==== STUDY MATERIAL ====

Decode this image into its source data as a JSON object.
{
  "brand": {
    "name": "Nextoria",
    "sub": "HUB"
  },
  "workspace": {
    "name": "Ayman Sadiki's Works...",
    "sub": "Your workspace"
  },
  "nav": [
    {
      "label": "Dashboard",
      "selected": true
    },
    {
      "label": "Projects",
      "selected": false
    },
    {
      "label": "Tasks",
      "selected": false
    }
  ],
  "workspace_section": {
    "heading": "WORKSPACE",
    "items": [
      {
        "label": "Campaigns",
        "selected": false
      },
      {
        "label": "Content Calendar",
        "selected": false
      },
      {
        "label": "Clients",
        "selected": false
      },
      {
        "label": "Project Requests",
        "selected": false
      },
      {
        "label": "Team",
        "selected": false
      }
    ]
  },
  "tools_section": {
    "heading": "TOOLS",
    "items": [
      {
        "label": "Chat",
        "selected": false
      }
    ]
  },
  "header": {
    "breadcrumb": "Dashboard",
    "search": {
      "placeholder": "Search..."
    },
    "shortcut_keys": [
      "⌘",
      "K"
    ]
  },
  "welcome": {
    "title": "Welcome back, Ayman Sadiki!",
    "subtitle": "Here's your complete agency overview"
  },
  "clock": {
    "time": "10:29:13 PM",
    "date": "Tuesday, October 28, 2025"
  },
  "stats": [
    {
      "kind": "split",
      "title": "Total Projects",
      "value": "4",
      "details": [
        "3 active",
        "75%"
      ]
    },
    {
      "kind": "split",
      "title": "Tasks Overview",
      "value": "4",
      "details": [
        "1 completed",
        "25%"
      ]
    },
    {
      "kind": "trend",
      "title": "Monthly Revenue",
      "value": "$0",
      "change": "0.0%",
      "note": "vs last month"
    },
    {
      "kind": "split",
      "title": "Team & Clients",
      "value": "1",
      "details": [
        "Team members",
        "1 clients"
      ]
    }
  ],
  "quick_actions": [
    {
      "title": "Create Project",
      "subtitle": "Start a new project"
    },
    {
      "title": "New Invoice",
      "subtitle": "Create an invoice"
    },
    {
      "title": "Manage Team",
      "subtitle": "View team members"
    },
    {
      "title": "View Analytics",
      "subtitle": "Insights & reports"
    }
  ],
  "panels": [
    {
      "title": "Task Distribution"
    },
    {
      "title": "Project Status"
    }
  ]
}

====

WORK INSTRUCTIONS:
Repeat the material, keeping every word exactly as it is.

SOLUTION FOR THIS EXERCISE:
Decode this image into its source data as a JSON object.
{
  "brand": {
    "name": "Nextoria",
    "sub": "HUB"
  },
  "workspace": {
    "name": "Ayman Sadiki's Works...",
    "sub": "Your workspace"
  },
  "nav": [
    {
      "label": "Dashboard",
      "selected": true
    },
    {
      "label": "Projects",
      "selected": false
    },
    {
      "label": "Tasks",
      "selected": false
    }
  ],
  "workspace_section": {
    "heading": "WORKSPACE",
    "items": [
      {
        "label": "Campaigns",
        "selected": false
      },
      {
        "label": "Content Calendar",
        "selected": false
      },
      {
        "label": "Clients",
        "selected": false
      },
      {
        "label": "Project Requests",
        "selected": false
      },
      {
        "label": "Team",
        "selected": false
      }
    ]
  },
  "tools_section": {
    "heading": "TOOLS",
    "items": [
      {
        "label": "Chat",
        "selected": false
      }
    ]
  },
  "header": {
    "breadcrumb": "Dashboard",
    "search": {
      "placeholder": "Search..."
    },
    "shortcut_keys": [
      "⌘",
      "K"
    ]
  },
  "welcome": {
    "title": "Welcome back, Ayman Sadiki!",
    "subtitle": "Here's your complete agency overview"
  },
  "clock": {
    "time": "10:29:13 PM",
    "date": "Tuesday, October 28, 2025"
  },
  "stats": [
    {
      "kind": "split",
      "title": "Total Projects",
      "value": "4",
      "details": [
        "3 active",
        "75%"
      ]
    },
    {
      "kind": "split",
      "title": "Tasks Overview",
      "value": "4",
      "details": [
        "1 completed",
        "25%"
      ]
    },
    {
      "kind": "trend",
      "title": "Monthly Revenue",
      "value": "$0",
      "change": "0.0%",
      "note": "vs last month"
    },
    {
      "kind": "split",
      "title": "Team & Clients",
      "value": "1",
      "details": [
        "Team members",
        "1 clients"
      ]
    }
  ],
  "quick_actions": [
    {
      "title": "Create Project",
      "subtitle": "Start a new project"
    },
    {
      "title": "New Invoice",
      "subtitle": "Create an invoice"
    },
    {
      "title": "Manage Team",
      "subtitle": "View team members"
    },
    {
      "title": "View Analytics",
      "subtitle": "Insights & reports"
    }
  ],
  "panels": [
    {
      "title": "Task Distribution"
    },
    {
      "title": "Project Status"
    }
  ]
}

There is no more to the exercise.